I’ve probably spent more time researching the last time my jaw dropped while watching a touchdown run by a player in a Baltimore uniform than it will take to finish writing this missive. But Lamar Jackson’s 47-yard run against the Cincinnati Bengals on Nov. 10 was what sent me back to the Colts’ record books.

And the best research will fortify my story that the date in question was Oct. 18, 1964. Lenny Moore was in the midst of an amazing comeback campaign that season, one in which he would score 16 touchdowns.

It’s clear as day that the game was against the Green Bay Packers. I couldn’t fully recollect until I did my digging about whether it was a flat-out TD run or a pass by Johnny Unitas out in the flat. But what happened once Moore got out in space is remembered as well today as it was on that fall Sunday at Memorial Stadium. I sat in amazement as no fewer than five Packers got their mitts on Moore, only to be driven off by the sheer force of will and nonstop movement of legs. That 21-yard run would propel the Colts to a much-needed win — weren’t they all back then? — against Green Bay, 24-21.

From Oct. 18, 1964, to Nov. 10, 2019, covers a lot of Sundays of Baltimore football. It also painfully included 13 seasons without a team. Unscientifically, it’s about 650 weeks of games where my jaw didn’t drop until Lamar Jackson took my breath away against the Bengals.

Count me as cynical when the Ravens moved back up in the first round of the 2018 draft to pluck the best quarterback in that draft after — count ‘em — four other QBs had walked across the stage to shake NFL Commissioner Roger Goodell’s hand.

After Warren Moon, Doug Williams, Steve McNair, Michael Vick, Donavan McNabb, Cam Newton, Deshaun Watson and Patrick Mahomes, it’s hard to imagine there would still be a bias against African-American QBs to lead a franchise. Still, each QB that went in front of Jackson — Baker Mayfield No. 1, Sam Darnold #3, Josh Allen No. 7 and Josh Rosen No. 10 — all went in the Top Ten. All four of them are white.

The Ravens, in Ozzie Newsome’s last draft in charge, were able to trade back into the first round at 32 and still select Jackson.

With what we now know, if that draft were held tomorrow, Jackson would go No. 1. Maybe it wasn’t a return to a bias against black QBs but whatever the reason, Newsome stole the Ravens’ new franchise QB right out from under everyone’s noses. Those general managers from pick 11 through 31 may not have needed a No. 1 QB, but shame on them for missing out on an amazing value. Brad Meerholz, our art director at PressBox for our first 247 issues, is the only person who predicted to me on that draft day that Jackson was this sort of transcendental player.

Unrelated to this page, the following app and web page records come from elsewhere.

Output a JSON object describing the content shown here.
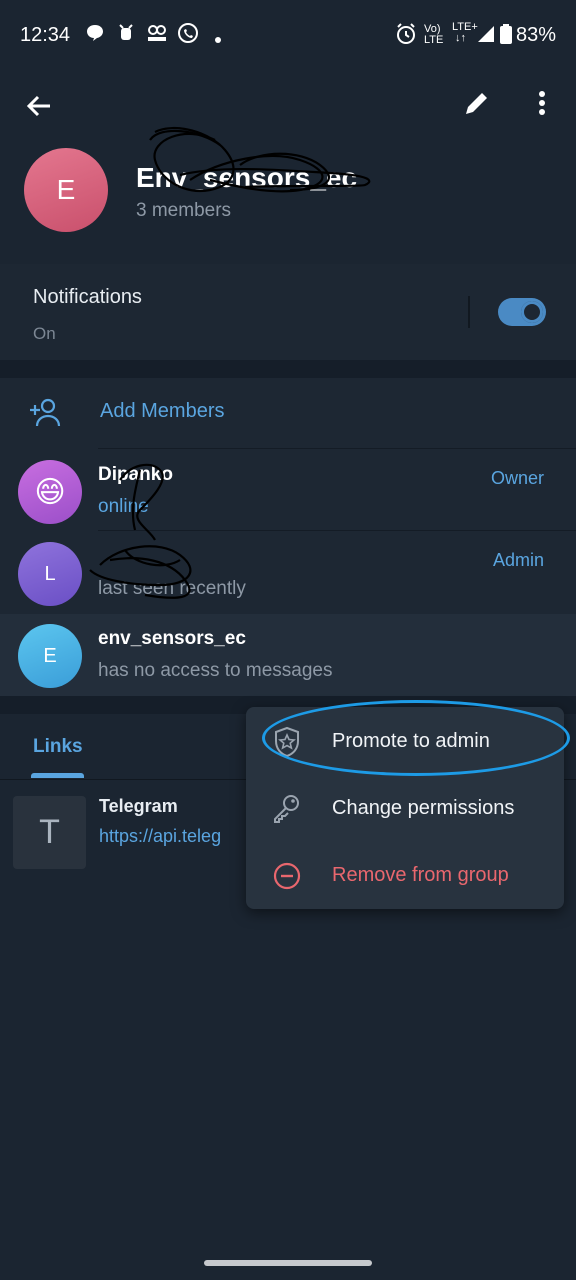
{
  "status_bar": {
    "time": "12:34",
    "battery": "83%",
    "network": "LTE+"
  },
  "header": {
    "group_initial": "E",
    "group_name": "Env_sensors_ec",
    "member_count": "3 members"
  },
  "notifications": {
    "title": "Notifications",
    "state": "On",
    "enabled": true
  },
  "members": {
    "add_label": "Add Members",
    "list": [
      {
        "initial": "😄",
        "name": "Dipanko",
        "status": "online",
        "role": "Owner",
        "avatar_color": "#b45ad6"
      },
      {
        "initial": "L",
        "name": "",
        "status": "last seen recently",
        "role": "Admin",
        "avatar_color": "#7e64d4"
      },
      {
        "initial": "E",
        "name": "env_sensors_ec",
        "status": "has no access to messages",
        "role": "",
        "avatar_color": "#45aee0"
      }
    ]
  },
  "tabs": {
    "links_label": "Links"
  },
  "links": [
    {
      "thumb": "T",
      "title": "Telegram",
      "url": "https://api.teleg"
    }
  ],
  "context_menu": {
    "items": [
      {
        "label": "Promote to admin",
        "icon": "shield-star-icon"
      },
      {
        "label": "Change permissions",
        "icon": "key-icon"
      },
      {
        "label": "Remove from group",
        "icon": "minus-circle-icon"
      }
    ]
  },
  "colors": {
    "accent": "#5aa5e0",
    "danger": "#e9676e",
    "background": "#1b2531",
    "highlight": "#1d9be6"
  }
}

Wrapping up this piece about Lamar Jackson seems like the perfect time to put a bow on the Ravens career of his predecessor, Joe Flacco. This is not meant as a slap against Joe, who distinguished himself through 11 seasons of mostly solid, and occasionally special, play.

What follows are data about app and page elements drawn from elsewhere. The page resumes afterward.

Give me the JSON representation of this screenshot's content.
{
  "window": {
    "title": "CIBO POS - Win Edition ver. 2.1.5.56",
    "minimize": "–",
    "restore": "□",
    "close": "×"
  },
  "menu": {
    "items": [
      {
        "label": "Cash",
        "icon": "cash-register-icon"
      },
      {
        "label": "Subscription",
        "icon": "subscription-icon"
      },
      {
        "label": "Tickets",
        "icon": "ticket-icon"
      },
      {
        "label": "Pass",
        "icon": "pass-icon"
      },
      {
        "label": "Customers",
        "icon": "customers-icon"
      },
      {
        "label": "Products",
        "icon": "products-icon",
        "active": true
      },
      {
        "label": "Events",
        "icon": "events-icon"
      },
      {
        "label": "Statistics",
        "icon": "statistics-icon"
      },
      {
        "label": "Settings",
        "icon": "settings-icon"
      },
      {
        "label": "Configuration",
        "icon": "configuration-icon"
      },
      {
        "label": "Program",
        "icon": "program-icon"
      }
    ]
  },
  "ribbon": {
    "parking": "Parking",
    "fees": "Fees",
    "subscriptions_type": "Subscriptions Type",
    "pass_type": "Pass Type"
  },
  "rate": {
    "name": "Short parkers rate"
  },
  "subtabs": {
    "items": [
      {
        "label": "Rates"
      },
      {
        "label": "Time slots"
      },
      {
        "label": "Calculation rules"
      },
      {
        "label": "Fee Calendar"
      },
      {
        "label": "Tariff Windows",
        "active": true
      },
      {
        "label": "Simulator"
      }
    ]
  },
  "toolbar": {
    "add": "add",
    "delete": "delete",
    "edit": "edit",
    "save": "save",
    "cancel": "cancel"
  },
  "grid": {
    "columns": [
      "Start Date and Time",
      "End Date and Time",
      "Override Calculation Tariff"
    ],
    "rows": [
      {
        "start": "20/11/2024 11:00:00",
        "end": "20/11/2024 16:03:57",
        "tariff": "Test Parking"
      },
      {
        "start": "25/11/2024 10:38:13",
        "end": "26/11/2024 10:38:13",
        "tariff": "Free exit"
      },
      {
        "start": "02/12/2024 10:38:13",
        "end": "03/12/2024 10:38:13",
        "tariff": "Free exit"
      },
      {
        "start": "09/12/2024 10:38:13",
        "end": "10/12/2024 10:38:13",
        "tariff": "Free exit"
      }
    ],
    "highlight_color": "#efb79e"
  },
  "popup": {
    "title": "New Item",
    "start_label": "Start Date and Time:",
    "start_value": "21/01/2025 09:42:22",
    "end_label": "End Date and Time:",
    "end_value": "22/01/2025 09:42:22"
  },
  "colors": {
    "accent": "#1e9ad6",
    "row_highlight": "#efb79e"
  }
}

However, there came a time after the Ravens’ Super Bowl win in 2013 against the San Francisco 49ers that they still had a chance for team greatness. True, the 2012 season had been Ray Lewis’ last ride, and Ed Reed’s departure wasn’t far behind. And sure, we’ll never know the what-ifs had Ray Rice not disintegrated in front of our very eyes.

But still, at the moment when the Ravens needed Flacco to step up most — once he got paid at the level that made other significant acquisitions more difficult — Joe seemed to recede from the possibility of greatness. Joe seemed to always have a new offensive coordinator or QB whisperer in his ear. But to a certain extent, Joe’s mature lifestyle of family-first took precedence over his working toward greatness.

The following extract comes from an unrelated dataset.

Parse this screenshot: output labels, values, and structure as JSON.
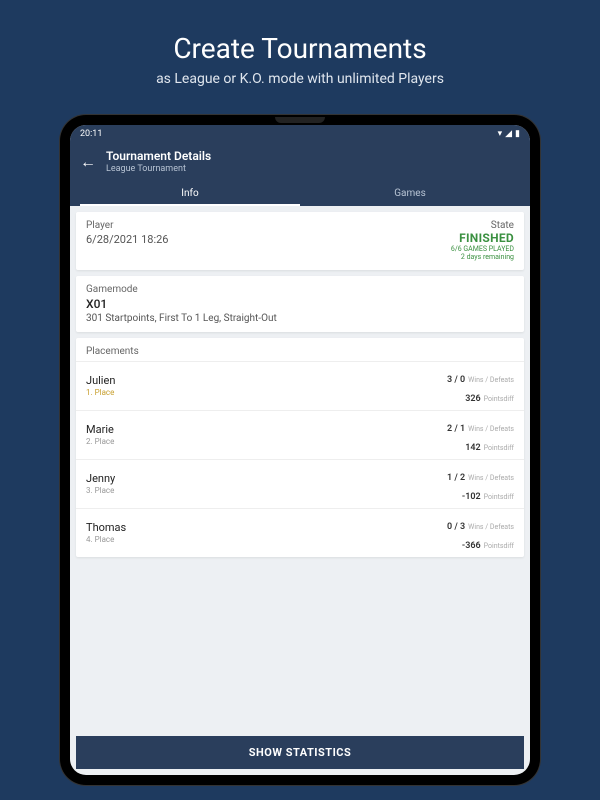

One of the things that stands out about Lamar Jackson is his work ethic. Last season, during his 6-1 run in the regular season with the Ravens, he showed the brilliant running ability and how that might impact a game, with the opposition defense not knowing who was going to touch the ball. That style of play collided in the home playoff loss to the Los Angeles Chargers with their ability to stifle that by playing seven defensive backs in the game.

Jackson couldn’t hold onto the ball sometimes, fumbling without even being hit. He also seemed to be able to always throw an ill-timed interception. Poise was not in his football vocabulary.

Given the entire offseason and a much better offensive coordinator in Greg Roman, the Ravens have been able to visualize and execute their revolutionary brand of offensive football.

But all that was great on a drawing board. Jackson’s greatest skill, among many, is how much of a student of the game he is. He always saw himself and his game fully in the mirror, and knew and cared about what he knew he needed to do better.

In comparison to what he could have been, I think Joe Flacco never saw the flaws in his game when he looked in the mirror.

Stan “The Fan” Charles is the founder and publisher of PressBox.